╭─ DATA EXTRACTS

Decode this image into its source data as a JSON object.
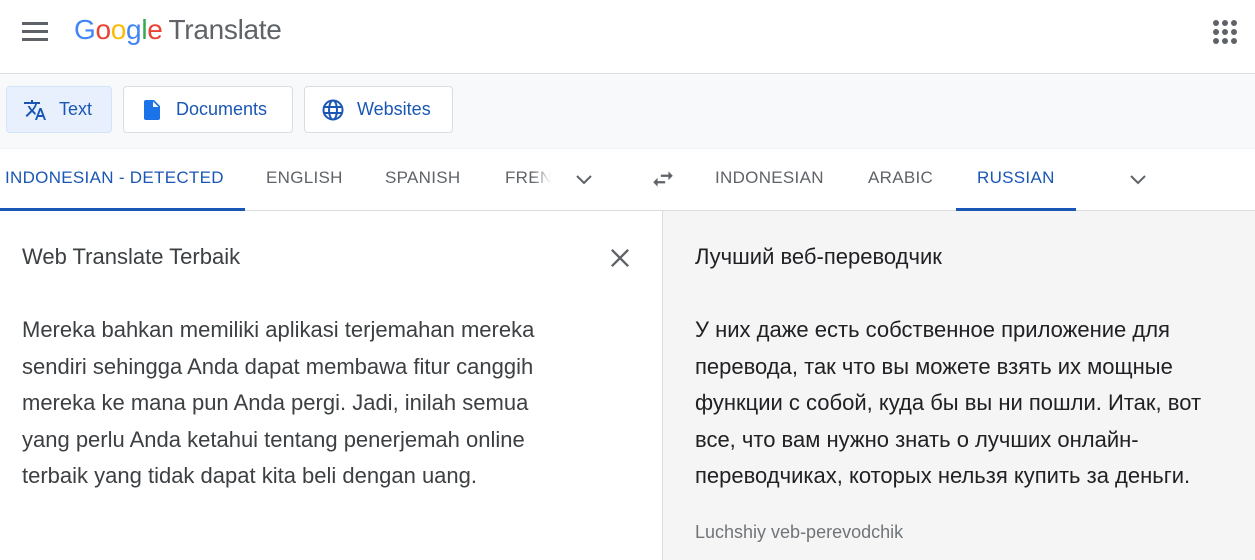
{
  "header": {
    "logo_letters": [
      "G",
      "o",
      "o",
      "g",
      "l",
      "e"
    ],
    "product_name": "Translate",
    "menu_icon": "hamburger-menu-icon",
    "apps_icon": "google-apps-grid-icon"
  },
  "modes": [
    {
      "label": "Text",
      "icon": "translate-icon",
      "active": true
    },
    {
      "label": "Documents",
      "icon": "document-icon",
      "active": false
    },
    {
      "label": "Websites",
      "icon": "globe-icon",
      "active": false
    }
  ],
  "source_languages": [
    {
      "label": "INDONESIAN - DETECTED",
      "active": true
    },
    {
      "label": "ENGLISH",
      "active": false
    },
    {
      "label": "SPANISH",
      "active": false
    },
    {
      "label": "FREN",
      "active": false
    }
  ],
  "target_languages": [
    {
      "label": "INDONESIAN",
      "active": false
    },
    {
      "label": "ARABIC",
      "active": false
    },
    {
      "label": "RUSSIAN",
      "active": true
    }
  ],
  "source": {
    "text": "Web Translate Terbaik\n\nMereka bahkan memiliki aplikasi terjemahan mereka\nsendiri sehingga Anda dapat membawa fitur canggih\nmereka ke mana pun Anda pergi. Jadi, inilah semua\nyang perlu Anda ketahui tentang penerjemah online\nterbaik yang tidak dapat kita beli dengan uang."
  },
  "target": {
    "text": "Лучший веб-переводчик\n\nУ них даже есть собственное приложение для\nперевода, так что вы можете взять их мощные\nфункции с собой, куда бы вы ни пошли. Итак, вот\nвсе, что вам нужно знать о лучших онлайн-\nпереводчиках, которых нельзя купить за деньги.",
    "romanization": "Luchshiy veb-perevodchik"
  },
  "colors": {
    "accent": "#1a57b5",
    "target_bg": "#f5f5f5"
  }
}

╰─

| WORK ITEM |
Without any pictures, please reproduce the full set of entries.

| THE COMPLETED TASK |
Decode this image into its source data as a JSON object.
{
  "header": {
    "logo_letters": [
      "G",
      "o",
      "o",
      "g",
      "l",
      "e"
    ],
    "product_name": "Translate",
    "menu_icon": "hamburger-menu-icon",
    "apps_icon": "google-apps-grid-icon"
  },
  "modes": [
    {
      "label": "Text",
      "icon": "translate-icon",
      "active": true
    },
    {
      "label": "Documents",
      "icon": "document-icon",
      "active": false
    },
    {
      "label": "Websites",
      "icon": "globe-icon",
      "active": false
    }
  ],
  "source_languages": [
    {
      "label": "INDONESIAN - DETECTED",
      "active": true
    },
    {
      "label": "ENGLISH",
      "active": false
    },
    {
      "label": "SPANISH",
      "active": false
    },
    {
      "label": "FREN",
      "active": false
    }
  ],
  "target_languages": [
    {
      "label": "INDONESIAN",
      "active": false
    },
    {
      "label": "ARABIC",
      "active": false
    },
    {
      "label": "RUSSIAN",
      "active": true
    }
  ],
  "source": {
    "text": "Web Translate Terbaik\n\nMereka bahkan memiliki aplikasi terjemahan mereka\nsendiri sehingga Anda dapat membawa fitur canggih\nmereka ke mana pun Anda pergi. Jadi, inilah semua\nyang perlu Anda ketahui tentang penerjemah online\nterbaik yang tidak dapat kita beli dengan uang."
  },
  "target": {
    "text": "Лучший веб-переводчик\n\nУ них даже есть собственное приложение для\nперевода, так что вы можете взять их мощные\nфункции с собой, куда бы вы ни пошли. Итак, вот\nвсе, что вам нужно знать о лучших онлайн-\nпереводчиках, которых нельзя купить за деньги.",
    "romanization": "Luchshiy veb-perevodchik"
  },
  "colors": {
    "accent": "#1a57b5",
    "target_bg": "#f5f5f5"
  }
}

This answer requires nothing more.